| TASK TO COMPLETE |
The answer must consist of each line below that contains the word "personalized", copied in full.

(Data about app and page elements)

= Beginning of Section =

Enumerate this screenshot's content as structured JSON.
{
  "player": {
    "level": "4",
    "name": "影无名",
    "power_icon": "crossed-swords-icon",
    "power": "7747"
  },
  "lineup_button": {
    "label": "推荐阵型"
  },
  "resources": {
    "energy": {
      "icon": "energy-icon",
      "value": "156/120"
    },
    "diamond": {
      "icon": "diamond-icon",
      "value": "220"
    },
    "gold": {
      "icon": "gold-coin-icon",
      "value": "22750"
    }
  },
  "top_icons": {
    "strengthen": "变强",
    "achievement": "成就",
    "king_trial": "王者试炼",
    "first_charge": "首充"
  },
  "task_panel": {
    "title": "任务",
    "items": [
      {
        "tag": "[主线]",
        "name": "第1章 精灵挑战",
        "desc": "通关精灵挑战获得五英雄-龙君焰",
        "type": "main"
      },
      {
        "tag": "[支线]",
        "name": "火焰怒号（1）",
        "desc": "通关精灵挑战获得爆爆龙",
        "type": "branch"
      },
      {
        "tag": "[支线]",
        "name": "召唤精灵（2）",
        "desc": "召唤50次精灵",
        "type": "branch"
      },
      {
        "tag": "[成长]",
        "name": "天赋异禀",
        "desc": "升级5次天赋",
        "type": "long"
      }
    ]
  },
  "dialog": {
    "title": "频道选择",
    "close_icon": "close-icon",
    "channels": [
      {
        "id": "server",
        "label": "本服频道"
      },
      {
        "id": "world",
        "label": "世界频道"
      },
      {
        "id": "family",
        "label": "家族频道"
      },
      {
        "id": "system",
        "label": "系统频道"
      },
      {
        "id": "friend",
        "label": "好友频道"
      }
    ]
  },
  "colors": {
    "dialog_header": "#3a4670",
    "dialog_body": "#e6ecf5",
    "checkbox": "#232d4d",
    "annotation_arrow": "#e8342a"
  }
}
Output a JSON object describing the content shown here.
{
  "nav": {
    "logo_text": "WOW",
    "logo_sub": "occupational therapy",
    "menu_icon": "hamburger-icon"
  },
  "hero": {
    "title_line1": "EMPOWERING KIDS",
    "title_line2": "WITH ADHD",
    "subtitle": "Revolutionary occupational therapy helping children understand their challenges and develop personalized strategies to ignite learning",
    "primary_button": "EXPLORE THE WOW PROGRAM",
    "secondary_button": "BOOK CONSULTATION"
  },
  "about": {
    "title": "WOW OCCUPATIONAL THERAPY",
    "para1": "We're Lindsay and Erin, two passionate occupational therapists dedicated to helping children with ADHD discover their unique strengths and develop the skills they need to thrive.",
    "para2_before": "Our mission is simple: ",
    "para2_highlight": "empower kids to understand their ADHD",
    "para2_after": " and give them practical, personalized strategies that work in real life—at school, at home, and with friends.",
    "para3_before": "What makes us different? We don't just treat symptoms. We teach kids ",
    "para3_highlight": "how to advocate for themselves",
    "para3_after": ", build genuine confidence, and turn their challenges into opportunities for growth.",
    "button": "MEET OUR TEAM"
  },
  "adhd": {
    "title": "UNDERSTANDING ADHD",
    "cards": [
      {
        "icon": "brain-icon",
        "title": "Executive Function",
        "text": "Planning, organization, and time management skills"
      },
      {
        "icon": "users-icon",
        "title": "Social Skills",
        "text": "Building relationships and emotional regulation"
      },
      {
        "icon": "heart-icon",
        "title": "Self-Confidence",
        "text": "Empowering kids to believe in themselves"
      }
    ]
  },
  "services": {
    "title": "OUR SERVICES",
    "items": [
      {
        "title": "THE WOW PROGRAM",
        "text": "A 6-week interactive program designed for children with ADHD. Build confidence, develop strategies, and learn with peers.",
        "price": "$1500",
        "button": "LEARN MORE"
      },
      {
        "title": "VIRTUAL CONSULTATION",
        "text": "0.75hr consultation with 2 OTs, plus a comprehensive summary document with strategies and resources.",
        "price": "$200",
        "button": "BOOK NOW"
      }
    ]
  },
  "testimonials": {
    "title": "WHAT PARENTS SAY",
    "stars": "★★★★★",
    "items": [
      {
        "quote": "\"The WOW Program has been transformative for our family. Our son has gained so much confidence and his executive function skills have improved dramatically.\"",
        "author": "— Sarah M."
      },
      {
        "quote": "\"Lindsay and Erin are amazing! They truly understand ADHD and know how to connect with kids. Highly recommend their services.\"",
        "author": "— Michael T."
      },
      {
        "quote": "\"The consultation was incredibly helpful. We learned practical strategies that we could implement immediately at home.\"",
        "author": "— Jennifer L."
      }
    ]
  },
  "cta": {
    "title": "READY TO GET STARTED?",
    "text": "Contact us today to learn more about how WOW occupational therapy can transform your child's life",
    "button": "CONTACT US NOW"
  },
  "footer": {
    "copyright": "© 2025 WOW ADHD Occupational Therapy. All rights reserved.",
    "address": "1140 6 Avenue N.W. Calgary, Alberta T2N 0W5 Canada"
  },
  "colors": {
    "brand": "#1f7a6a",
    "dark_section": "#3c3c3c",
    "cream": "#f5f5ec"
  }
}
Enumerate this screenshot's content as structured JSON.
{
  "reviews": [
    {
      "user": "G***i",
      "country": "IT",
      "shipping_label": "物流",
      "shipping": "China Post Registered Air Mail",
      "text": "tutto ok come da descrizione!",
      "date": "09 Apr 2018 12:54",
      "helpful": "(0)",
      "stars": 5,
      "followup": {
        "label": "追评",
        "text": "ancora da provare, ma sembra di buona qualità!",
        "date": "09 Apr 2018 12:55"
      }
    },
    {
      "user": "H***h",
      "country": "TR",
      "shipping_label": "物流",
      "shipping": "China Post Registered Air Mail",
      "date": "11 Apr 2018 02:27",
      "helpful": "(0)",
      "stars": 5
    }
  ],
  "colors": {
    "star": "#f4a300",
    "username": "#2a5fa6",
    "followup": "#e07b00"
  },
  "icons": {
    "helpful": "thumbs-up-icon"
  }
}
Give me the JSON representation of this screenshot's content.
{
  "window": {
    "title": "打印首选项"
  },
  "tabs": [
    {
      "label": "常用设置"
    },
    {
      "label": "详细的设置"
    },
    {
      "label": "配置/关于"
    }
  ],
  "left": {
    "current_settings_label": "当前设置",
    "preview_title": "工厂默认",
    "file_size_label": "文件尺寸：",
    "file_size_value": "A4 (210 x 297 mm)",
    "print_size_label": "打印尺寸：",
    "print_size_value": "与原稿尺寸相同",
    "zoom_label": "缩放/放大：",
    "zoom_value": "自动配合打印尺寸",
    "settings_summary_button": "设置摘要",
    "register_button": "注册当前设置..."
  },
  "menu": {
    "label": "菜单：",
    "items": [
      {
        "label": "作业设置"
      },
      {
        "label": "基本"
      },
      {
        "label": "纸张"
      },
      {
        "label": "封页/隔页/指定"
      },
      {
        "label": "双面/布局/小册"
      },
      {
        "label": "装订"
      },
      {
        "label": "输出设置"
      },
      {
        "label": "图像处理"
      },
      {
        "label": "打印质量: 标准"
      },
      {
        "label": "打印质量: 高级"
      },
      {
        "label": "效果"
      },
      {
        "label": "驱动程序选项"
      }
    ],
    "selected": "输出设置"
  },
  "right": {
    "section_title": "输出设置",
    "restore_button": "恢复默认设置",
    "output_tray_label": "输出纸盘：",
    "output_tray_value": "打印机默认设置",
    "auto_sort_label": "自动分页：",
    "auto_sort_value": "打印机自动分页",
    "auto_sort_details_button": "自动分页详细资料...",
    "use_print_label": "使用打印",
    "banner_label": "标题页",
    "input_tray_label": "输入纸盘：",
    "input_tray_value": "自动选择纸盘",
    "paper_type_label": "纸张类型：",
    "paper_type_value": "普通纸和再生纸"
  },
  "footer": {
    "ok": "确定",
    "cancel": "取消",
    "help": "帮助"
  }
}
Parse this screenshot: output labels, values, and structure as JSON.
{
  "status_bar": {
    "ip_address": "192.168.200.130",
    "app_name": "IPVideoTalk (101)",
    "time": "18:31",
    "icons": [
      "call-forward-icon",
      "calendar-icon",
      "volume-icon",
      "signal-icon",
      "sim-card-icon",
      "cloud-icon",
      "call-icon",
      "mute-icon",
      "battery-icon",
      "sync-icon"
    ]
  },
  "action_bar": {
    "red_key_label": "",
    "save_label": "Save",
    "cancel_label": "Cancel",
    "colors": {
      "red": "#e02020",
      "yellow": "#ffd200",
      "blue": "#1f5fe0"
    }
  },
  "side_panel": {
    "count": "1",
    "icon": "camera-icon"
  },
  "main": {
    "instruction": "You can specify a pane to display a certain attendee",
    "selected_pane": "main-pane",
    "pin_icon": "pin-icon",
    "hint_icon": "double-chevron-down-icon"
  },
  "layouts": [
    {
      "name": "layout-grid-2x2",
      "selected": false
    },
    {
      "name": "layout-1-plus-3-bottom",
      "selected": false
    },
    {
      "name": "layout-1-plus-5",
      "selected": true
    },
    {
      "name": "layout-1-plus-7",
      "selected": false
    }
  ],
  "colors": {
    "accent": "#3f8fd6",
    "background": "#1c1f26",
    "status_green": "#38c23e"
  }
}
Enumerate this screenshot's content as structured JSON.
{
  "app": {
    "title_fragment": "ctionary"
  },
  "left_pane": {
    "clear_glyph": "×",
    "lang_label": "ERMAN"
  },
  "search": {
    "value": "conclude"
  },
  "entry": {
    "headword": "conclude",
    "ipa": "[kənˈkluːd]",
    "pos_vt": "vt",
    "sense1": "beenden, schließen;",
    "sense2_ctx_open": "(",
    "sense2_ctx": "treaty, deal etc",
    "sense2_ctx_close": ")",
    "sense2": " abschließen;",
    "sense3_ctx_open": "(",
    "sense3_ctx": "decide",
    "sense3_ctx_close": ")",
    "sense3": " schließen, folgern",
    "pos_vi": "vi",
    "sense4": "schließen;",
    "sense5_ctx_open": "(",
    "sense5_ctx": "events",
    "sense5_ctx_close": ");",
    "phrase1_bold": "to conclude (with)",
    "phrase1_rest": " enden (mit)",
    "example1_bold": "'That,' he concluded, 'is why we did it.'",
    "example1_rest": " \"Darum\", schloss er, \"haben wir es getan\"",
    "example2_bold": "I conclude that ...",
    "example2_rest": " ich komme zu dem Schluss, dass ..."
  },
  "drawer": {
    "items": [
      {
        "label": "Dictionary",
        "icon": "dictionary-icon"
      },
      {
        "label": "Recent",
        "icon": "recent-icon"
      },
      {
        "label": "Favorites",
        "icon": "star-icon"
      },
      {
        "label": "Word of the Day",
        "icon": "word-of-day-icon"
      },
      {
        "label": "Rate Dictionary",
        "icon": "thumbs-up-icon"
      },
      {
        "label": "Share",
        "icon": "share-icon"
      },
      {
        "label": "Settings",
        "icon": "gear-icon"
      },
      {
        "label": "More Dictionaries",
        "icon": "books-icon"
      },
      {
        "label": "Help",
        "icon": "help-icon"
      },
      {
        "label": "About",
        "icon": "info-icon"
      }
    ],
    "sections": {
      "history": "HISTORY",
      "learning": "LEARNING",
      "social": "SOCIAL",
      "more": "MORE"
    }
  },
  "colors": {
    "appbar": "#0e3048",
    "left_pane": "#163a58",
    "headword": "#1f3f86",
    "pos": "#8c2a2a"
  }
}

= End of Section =

| FINAL ANSWER |
    "subtitle": "Revolutionary occupational therapy helping children understand their challenges and develop personalized strategies to ignite learning",
    "para2_after": " and give them practical, personalized strategies that work in real life—at school, at home, and with friends.",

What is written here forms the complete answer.